With the national unemployment rate at the lowest it’s been in 50 years, it’s an employee-driven job market. While this is good news for candidates who can afford to be selective with the abundance of open positions, employers are faced with challenges. In order to remain competitive, they must shift away from the employer-centric way of thinking and be more creative in their recruiting efforts.
Brokers Have Their Work Cut Out for Them
The industry is slowly aging out. Today’s average insurance professional is 45 years old. While still young, retirement isn’t far off. Over the next 15 years the Bureau of Labor Statistics estimates that nearly half of the current insurance industry workforce will retire.
Attracting the younger generations is a challenge because, according to some, the industry has a public relations problem. Brokers are all too familiar with the empathetic expressions that follow when they tell someone what they do for a living. While the industry offers all the amenities young employees look for in a career—competitive salaries, stability, work/life balance—most are turning their back on opportunities. In fact, a survey by The Hartford found that only 4% of millennials placed the industry on their “work wish list.”
Forward-thinking brokers must devise a succession plan if they wish to survive and thrive.
Steve Radespiel of the Insurance Center of North Jersey is no stranger to these challenges. In his role as president-elect of the Professional Insurance Agents of New Jersey, Steve is in frequent contact with agents throughout the state, “Everybody is having a hard time finding talent, especially young talent.” As a result, Steve says a lot of agencies are turning to non-traditional means to find employees.

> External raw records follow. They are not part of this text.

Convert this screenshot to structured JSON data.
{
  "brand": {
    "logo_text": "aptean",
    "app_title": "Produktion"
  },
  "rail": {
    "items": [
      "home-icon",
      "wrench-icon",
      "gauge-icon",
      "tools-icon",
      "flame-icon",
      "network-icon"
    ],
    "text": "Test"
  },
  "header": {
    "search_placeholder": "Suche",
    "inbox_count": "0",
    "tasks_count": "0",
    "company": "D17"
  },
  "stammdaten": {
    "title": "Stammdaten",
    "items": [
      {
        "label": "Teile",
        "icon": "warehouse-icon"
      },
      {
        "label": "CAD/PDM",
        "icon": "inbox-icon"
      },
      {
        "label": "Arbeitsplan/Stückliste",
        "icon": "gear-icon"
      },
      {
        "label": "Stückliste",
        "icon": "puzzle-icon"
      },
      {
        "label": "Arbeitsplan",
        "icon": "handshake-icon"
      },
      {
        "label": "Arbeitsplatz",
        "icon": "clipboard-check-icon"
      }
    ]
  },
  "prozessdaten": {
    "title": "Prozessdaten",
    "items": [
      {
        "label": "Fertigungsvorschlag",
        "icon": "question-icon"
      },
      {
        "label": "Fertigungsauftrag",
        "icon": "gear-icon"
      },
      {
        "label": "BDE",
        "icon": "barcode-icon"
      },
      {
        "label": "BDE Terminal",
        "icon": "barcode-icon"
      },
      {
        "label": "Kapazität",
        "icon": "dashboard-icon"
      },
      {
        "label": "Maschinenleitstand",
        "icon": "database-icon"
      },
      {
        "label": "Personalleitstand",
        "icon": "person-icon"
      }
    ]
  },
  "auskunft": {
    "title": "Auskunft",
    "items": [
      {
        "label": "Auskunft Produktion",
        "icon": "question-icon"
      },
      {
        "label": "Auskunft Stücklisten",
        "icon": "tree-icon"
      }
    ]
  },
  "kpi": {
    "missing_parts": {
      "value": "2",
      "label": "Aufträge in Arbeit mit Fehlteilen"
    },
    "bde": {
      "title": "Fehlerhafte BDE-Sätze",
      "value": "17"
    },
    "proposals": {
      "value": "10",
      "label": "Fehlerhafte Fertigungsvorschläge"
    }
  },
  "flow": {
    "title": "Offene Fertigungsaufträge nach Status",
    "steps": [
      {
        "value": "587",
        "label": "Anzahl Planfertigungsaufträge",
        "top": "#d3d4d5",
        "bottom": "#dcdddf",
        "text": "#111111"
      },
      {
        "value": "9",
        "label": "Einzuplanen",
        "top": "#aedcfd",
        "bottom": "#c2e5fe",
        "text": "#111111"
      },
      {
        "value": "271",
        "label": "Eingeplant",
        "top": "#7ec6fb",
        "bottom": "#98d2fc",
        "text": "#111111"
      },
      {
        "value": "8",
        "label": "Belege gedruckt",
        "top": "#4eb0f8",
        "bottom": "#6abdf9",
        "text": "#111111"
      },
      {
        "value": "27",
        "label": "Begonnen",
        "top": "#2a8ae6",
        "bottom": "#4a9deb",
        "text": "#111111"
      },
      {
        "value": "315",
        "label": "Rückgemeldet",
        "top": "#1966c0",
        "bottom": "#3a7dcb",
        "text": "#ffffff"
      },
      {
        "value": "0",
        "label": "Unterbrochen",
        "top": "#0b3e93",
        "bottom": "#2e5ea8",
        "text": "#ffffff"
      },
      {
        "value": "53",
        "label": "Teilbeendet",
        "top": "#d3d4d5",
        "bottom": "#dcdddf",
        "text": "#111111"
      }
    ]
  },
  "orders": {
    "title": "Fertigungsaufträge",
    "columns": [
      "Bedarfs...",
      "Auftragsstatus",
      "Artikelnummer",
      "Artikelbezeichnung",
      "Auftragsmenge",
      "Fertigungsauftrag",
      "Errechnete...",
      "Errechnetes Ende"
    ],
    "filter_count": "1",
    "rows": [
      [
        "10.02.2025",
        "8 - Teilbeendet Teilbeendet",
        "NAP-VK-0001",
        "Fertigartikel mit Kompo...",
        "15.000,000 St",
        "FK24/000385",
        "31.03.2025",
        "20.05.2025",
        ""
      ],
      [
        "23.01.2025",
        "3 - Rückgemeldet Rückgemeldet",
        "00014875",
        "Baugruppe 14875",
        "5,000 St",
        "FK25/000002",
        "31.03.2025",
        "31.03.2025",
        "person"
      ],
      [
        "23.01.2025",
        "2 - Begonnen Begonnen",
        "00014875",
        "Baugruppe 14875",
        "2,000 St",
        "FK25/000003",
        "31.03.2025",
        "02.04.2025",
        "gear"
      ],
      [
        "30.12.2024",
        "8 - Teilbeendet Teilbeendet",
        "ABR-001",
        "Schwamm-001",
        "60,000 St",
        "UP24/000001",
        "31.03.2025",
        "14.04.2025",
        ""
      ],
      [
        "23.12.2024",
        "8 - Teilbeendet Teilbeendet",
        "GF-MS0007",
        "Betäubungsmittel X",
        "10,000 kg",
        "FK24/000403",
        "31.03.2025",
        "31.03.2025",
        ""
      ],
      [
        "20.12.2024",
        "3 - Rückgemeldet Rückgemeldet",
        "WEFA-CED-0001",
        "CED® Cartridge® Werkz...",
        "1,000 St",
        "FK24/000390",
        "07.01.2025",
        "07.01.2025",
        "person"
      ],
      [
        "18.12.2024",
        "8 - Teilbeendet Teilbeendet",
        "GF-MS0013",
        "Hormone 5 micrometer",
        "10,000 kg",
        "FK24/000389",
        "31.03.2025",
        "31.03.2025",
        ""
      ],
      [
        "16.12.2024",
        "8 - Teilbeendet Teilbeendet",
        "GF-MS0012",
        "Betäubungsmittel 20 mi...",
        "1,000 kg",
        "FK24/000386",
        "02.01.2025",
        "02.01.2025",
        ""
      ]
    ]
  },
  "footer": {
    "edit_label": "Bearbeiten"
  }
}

Cast a Wider Net
Aside from a license, brokers need to be excellent listeners and communicators, skills often associated with other professions. “In addition to conventional methods like putting ads on job boards, a lot of [brokers] are reaching out to people they come in contact with. I know people in the industry who have spoken to workers in banks, restaurants, car dealerships, and mobile retailers, trying to recruit them because they are good with people, and in some cases, have sales abilities.”
This approach has worked for Steve. He finds it easier to train an employee with desirable soft skills rather than hiring someone with prior industry experience.
Join the Culture Club
While benefits like free food and gym memberships might initially attract talent, it’s the organization’s culture that makes them want to stay. Steve believes a shift in mindset is what is necessary to build a desirable culture. “You need to be more open, inclusive, and understanding of the younger generations. That includes how they want their workspace and how they interact with their co-workers. It also means giving them the flexibility they are looking for, too.”
Survival of the Quickest
To engage younger generations, recruiters need to appeal to their desire for instant gratification and ease of execution, which also spills over into their approach to job hunting. You have to act fast to score the best employees. Research reveals that the best candidates are off the market within 10 days. And 23% of candidates lose interest in the position if they don’t hear back within a week of the initial interview.
Having a formal hiring strategy helps you identify qualified candidates before your competition does. Utilizing technology that stores job description templates and posts to multiple boards at once saves time. Additionally, technology greatly reduces time to hire by automating routine tasks such as scheduling calls and interviews, gathering feedback, and rating candidates.
Balance Point is committed to being a true partner to the broker. If you need help developing reliable hiring practices so you can identify, attract, secure, and retain talent for your agency, schedule a consultation with your Human Capital Management Representative.